- HOW TO COMPLETE THIS TASK
Report every line of the records below that contains the word "amount".

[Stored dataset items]
....................

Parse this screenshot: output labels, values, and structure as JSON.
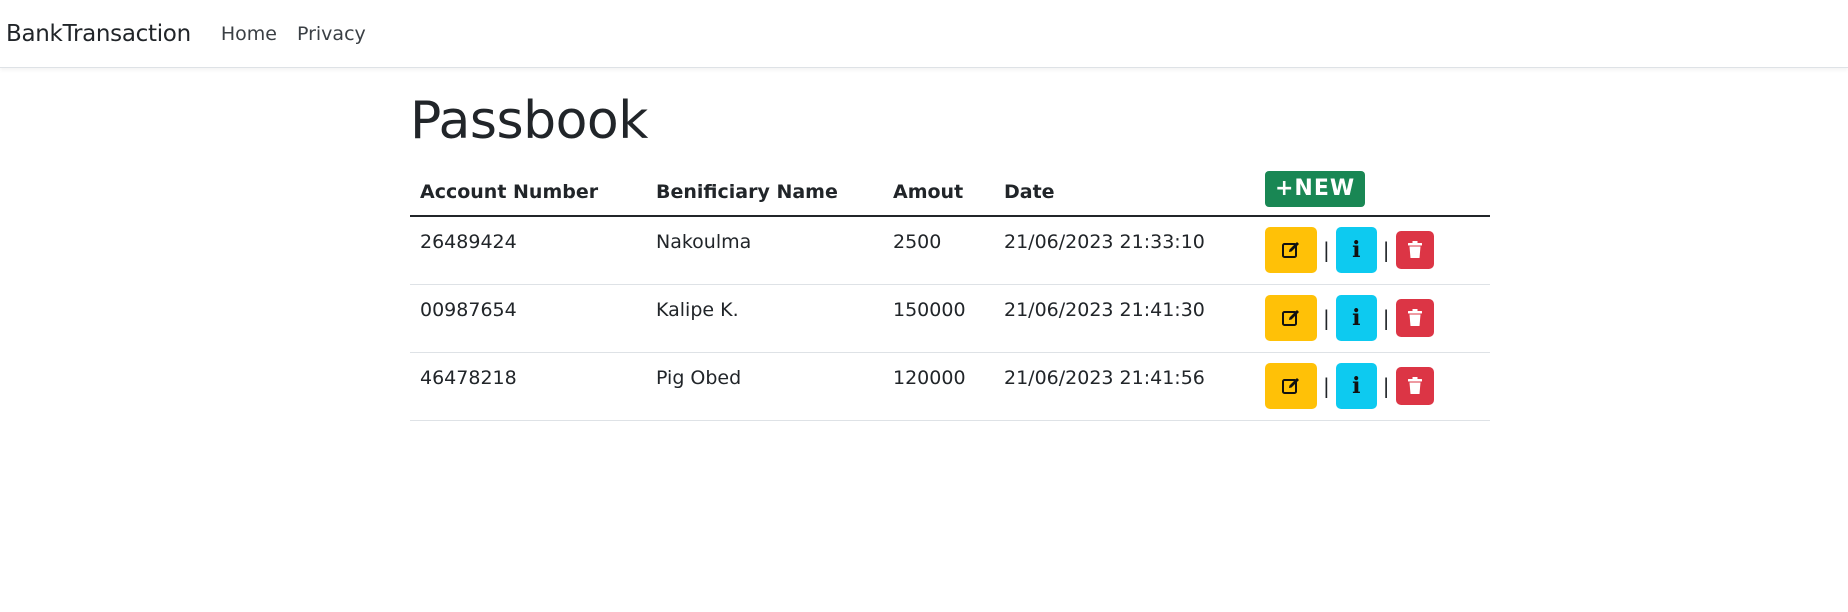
{
  "navbar": {
    "brand": "BankTransaction",
    "links": [
      "Home",
      "Privacy"
    ]
  },
  "main": {
    "title": "Passbook",
    "table": {
      "headers": [
        "Account Number",
        "Benificiary Name",
        "Amout",
        "Date"
      ],
      "new_button": "+NEW",
      "rows": [
        {
          "account": "26489424",
          "name": "Nakoulma",
          "amount": "2500",
          "date": "21/06/2023 21:33:10"
        },
        {
          "account": "00987654",
          "name": "Kalipe K.",
          "amount": "150000",
          "date": "21/06/2023 21:41:30"
        },
        {
          "account": "46478218",
          "name": "Pig Obed",
          "amount": "120000",
          "date": "21/06/2023 21:41:56"
        }
      ],
      "separator": "|",
      "icons": {
        "edit": "edit-icon",
        "info": "info-icon",
        "delete": "trash-icon"
      }
    }
  },
  "colors": {
    "edit": "#ffc107",
    "info": "#0dcaf0",
    "delete": "#dc3545",
    "new": "#198754"
  }
}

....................

- ANSWER FOR THIS EXERCISE
          "amount": "2500",
          "amount": "150000",
          "amount": "120000",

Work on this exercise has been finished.